What’s Included: accommodation, transportation, tour, breakfast

Day 7: Sligo – Visit Achill Island and Ancient Ceide Fields before Reaching Sligo

After an early breakfast, you venture to the base of Croagh Patrick, a mountain reaching over 2,500 feet tall. The scent of the plains fills the air, and the shadow of the majestic mountain fades in the rising sun. Pilgrims continue to climb barefoot on the rugged trails to the peak, believing this penitent act will reduce their time in purgatory.

The ascent begins along the rocky foothills covered with moss and heathers where a narrow stream provides a melodic soundtrack for the climb. The second stage of the ascent begins as the moss disappears and the trail becomes steep, lined with thick, heavy rocks. You amble around the larger boulders reaching the steps of the summit’s chapel. The breeze carries a mixture of aromatics from the meadows below and the surrounding stones. Pilgrims visit particular stations around the peak, praying at the holy spots connected to Saint Patrick. You notice the chapel that was erected over the place where Saint Patrick spent 40 days and nights in prayer while fasting in the mid-5th century.

Herds of sheep bleat down below as they forage on the tufts of emerald grass. You continue to Achill, the largest island off the coast of Ireland. A short bridge connects the mainland to the landscape often referred to as the “Island of Sheep.” Cliffs and rocky headlands shelter soft-sand beaches and rolling mountains border shimmering lakes. The high wind has shaped the dramatic seaside and sweeping grasses. A touch of piracy overtakes you when you notice the 40-foot tall 15th-century tower erected by Grace O’Malley, the Pirate Queen.

What’s Included: accommodation, transportation, tour, breakfast

Day 8: Dublin – Follow an Ancient Tomb and Rich History en route to Dublin

The pedestrian lanes of Sligo Town wind along welcoming, colorful storefronts and the stone bridges crossing over the River Garavogue. You can recall the sounds of the fiddles, bodrán (a traditional Irish drum), and flutes that filled the pubs the previous night. The historic walls and sounds contrasted the glass towers that create the prominent skyline of the more contemporary edges of town. A statue of WB Yeats faces the 19th-century Ulster Bank which became a memorial center to the famous Irish author. The scent of freshly baked pastries emanates from bakeries around the cozy town and, after breakfast, you weave through the beauty of County Sligo heading back to the bustling streets of Dublin.

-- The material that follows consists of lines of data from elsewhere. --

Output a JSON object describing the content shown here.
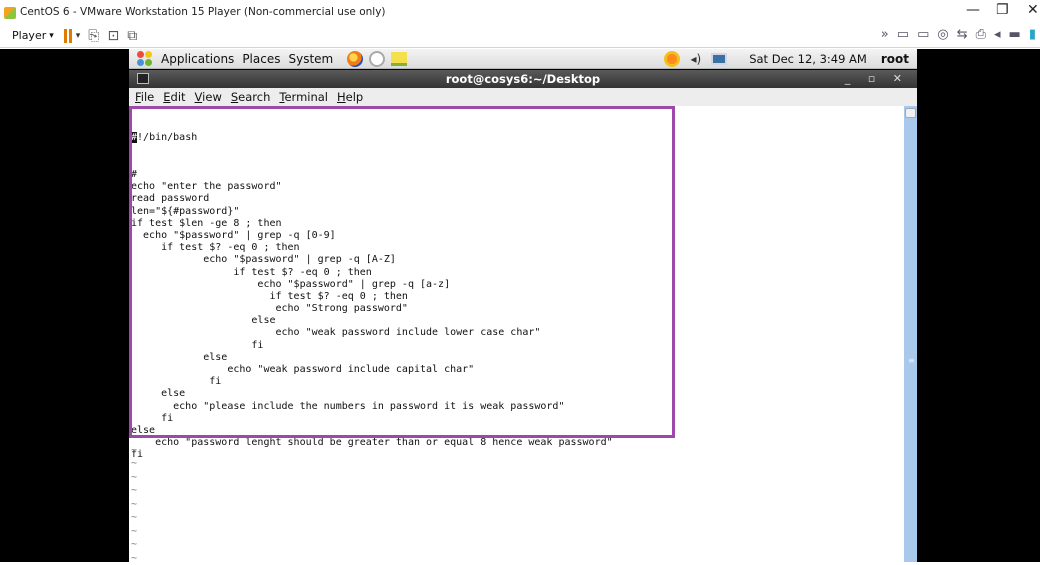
{
  "vm_window": {
    "title": "CentOS 6 - VMware Workstation 15 Player (Non-commercial use only)",
    "minimize": "—",
    "restore": "❐",
    "close": "✕"
  },
  "vm_toolbar": {
    "player_label": "Player",
    "player_caret": "▾",
    "pause_caret": "▾",
    "icons": [
      "send-ctrl-alt-del-icon",
      "fit-guest-icon",
      "unity-icon"
    ],
    "right_icons": [
      "chevron-right-icon",
      "removable-devices-icon",
      "network-adapter-icon",
      "cd-icon",
      "usb-icon",
      "printer-icon",
      "sound-icon",
      "hard-disk-icon",
      "message-icon"
    ]
  },
  "gnome_panel": {
    "menus": [
      "Applications",
      "Places",
      "System"
    ],
    "clock": "Sat Dec 12,  3:49 AM",
    "user": "root"
  },
  "terminal": {
    "title": "root@cosys6:~/Desktop",
    "controls": "_ ▫ ✕",
    "menu": [
      "File",
      "Edit",
      "View",
      "Search",
      "Terminal",
      "Help"
    ],
    "cursor_char": "#",
    "first_line_rest": "!/bin/bash",
    "lines": [
      "#",
      "echo \"enter the password\"",
      "read password",
      "len=\"${#password}\"",
      "if test $len -ge 8 ; then",
      "  echo \"$password\" | grep -q [0-9]",
      "     if test $? -eq 0 ; then",
      "            echo \"$password\" | grep -q [A-Z]",
      "                 if test $? -eq 0 ; then",
      "                     echo \"$password\" | grep -q [a-z]",
      "                       if test $? -eq 0 ; then",
      "                        echo \"Strong password\"",
      "                    else",
      "                        echo \"weak password include lower case char\"",
      "                    fi",
      "            else",
      "                echo \"weak password include capital char\"",
      "             fi",
      "     else",
      "       echo \"please include the numbers in password it is weak password\"",
      "     fi",
      "else",
      "    echo \"password lenght should be greater than or equal 8 hence weak password\"",
      "fi"
    ],
    "tilde": "~\n~\n~\n~\n~\n~\n~\n~\n~\n~"
  },
  "colors": {
    "highlight_border": "#9c49a9",
    "scrollbar": "#a8c8ec",
    "vm_background": "#000000"
  }
}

You pass the rugged cliffs and vivacious plateau of Benbulben before reaching Trim, the largest medieval castle on the Emerald Isle. Five city gates surround the captivating streets of Old Town, and the remnants of seven monasteries populate the pedestrian lanes alongside cozy workers’ cottages and enchanting tearooms. The castle has loomed over town since the early 12th century but was rebuilt in the 13th century. Narrow, steep stairs wind along the walls, towers, and keep. Anglo-Norman architecture created a defense against the Irish chieftains. The walls wrap around nearly five acres dominated by a more than 80-foot tall keep. Eight towers and a gatehouse add to the impressive display of power and defensive foresight. Mel Gibson used the ruins as a stand-in for Edinburgh Castle in the Academy Award winning movie, Braveheart.

What’s Included: accommodation, transportation, tour, breakfast

Day 9: Dublin – Depart for Home

In the morning, the aroma of fresh coffee and scones with orange citrus fills a local café renowned for its mix of beans and knowledgeable baristas. A local clothier opens its doors to a wonderland of vintage clothing. A local shop on Grafton Street has cobbled elegant and coveted shoes since the 1820s, following an outline of practicality, comfort, and skillful construction. The daily life of Dubliners continues around the cobbled lanes of the Old City and the tightly packed alleys of Temple Bar. After breakfast, your private transfer greets you at the hotel and escorts you to Dublin International Airport for your flight home, bringing a graceful end to your Ireland road-trip. 

What’s Included: airport transfer, breakfast

Price

Price 

Please inquire for a custom quote. The price is customized based on final accommodation choices, travel dates, and other custom preferences.